Some collaborations are really quick – the music is already done, so I just put on my vocals. It’s nice but I don’t think about it too much. I grow by just listening to what other people are doing. But usually I don’t sit down and write with people, so I’m more like a loner.
I don’t think I’ve actually ever contacted anyone [to collaborate]. It’s great but it just takes a lot of time for me. The tours we had with Zero 7 were really good times. The collaboration with James [Barborossa], we’re usually playing his songs in our sets. But yeah, I usually try to avoid [collaborations] – it takes too much time.
Rituals, mottos & drinking
I don’t really perform any rituals before going onstage. I like drinking two beers, two glasses of wine… not that much more, not less. It’s a confidence thing, but also about how to enjoy a certain moment. I don’t feel like an alcoholic at all, but I know what happens when I drink or when the other guys drink – at least one beer. It really switches things, just a tiny bit. But I don’t think it’s fun when people are too drunk – they play bad.
But I’ve definitely been envious of people who talk a lot at shows. Cat Power used to do that a lot – she was drinking whole bottles. I was touring with her sound engineer who was telling me how she would talk and drink, and I was like, ‘I’m gonna do that tonight!’ There was one show in Minnesota where I had one and a half bottles of wine before the show. It was only me on the stage with my guitar, and I wasn’t able to play properly. The crowd were super sober, so at that point I thought that it’s not necessarily better to drink more. That was a hard moment.
I used to say, ‘Do you what you do but do it good,’ which is a bit career-oriented, and I think I’ve slowed down a little bit. I’m still doing that but trying to feel good too – and be nice. I’m not the slogan type of guy, but my girlfriend likes slogans. So the refrigerator has lots… like by Bill Murray; ‘You’re awesome!’ But I pronounce it, ‘Awesom-eh!’
Junip & future plans

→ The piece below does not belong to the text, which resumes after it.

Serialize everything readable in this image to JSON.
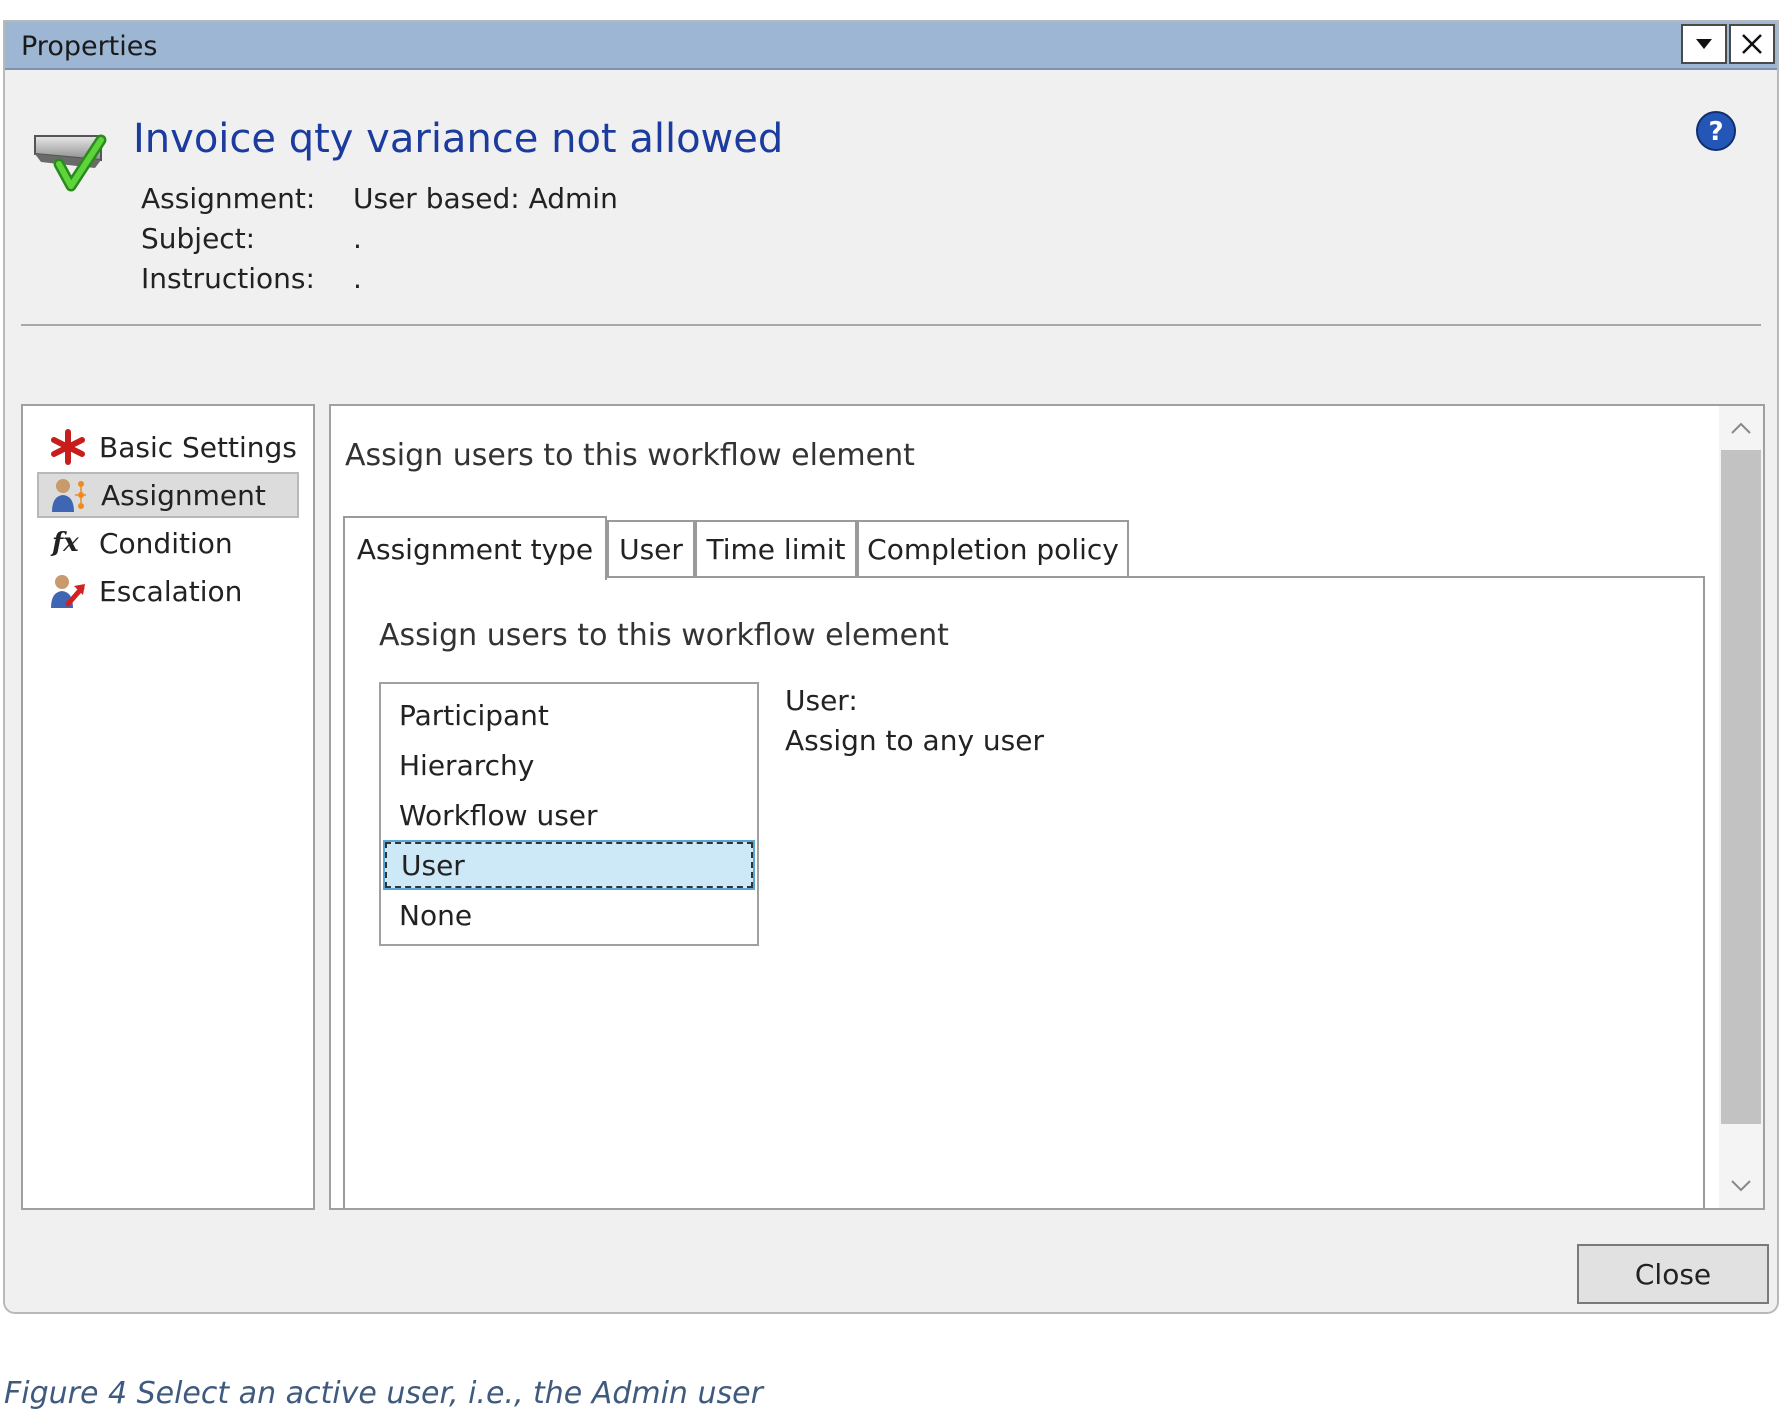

The main reason [I haven’t released a solo album for eight years] is I wanted to switch from solo work to Junip. We did one album first, and, with writing, recording and touring, it took about three years. By the end of that cycle we were talking about doing the next one instead of them waiting for me to go solo. So we decided to do another Junip album. With my pace, we’re releasing albums every third year. I haven’t really stopped at any moment.
I have plans for next year with yMusic – a great ensemble from New York who release on their own name. They also play with Ben Folds Five and many other bands. They’re like the go-to ensemble in New York. We did one show together which was really great.
Then we also have plans with The Gothenburg String Theory – it’s like a spin-off from The Berlin String Theory – a 20-piece band. We’re probably going to tour late 2016. So there’s still a lot to do in my pipeline.
I’ve been [to Oslo] many times, but it’s always been pretty short. So I know it relatively well, but not enough to know the culture. My brother lived here for a year and I used to visit once in a while. He was one of the many tens-of-thousands of Swedish youngsters working. He used to live in Grünerløkka, which I guess is still the nicer, alternative area. But I don’t know Oslo that well to know where the fun stuff is happening.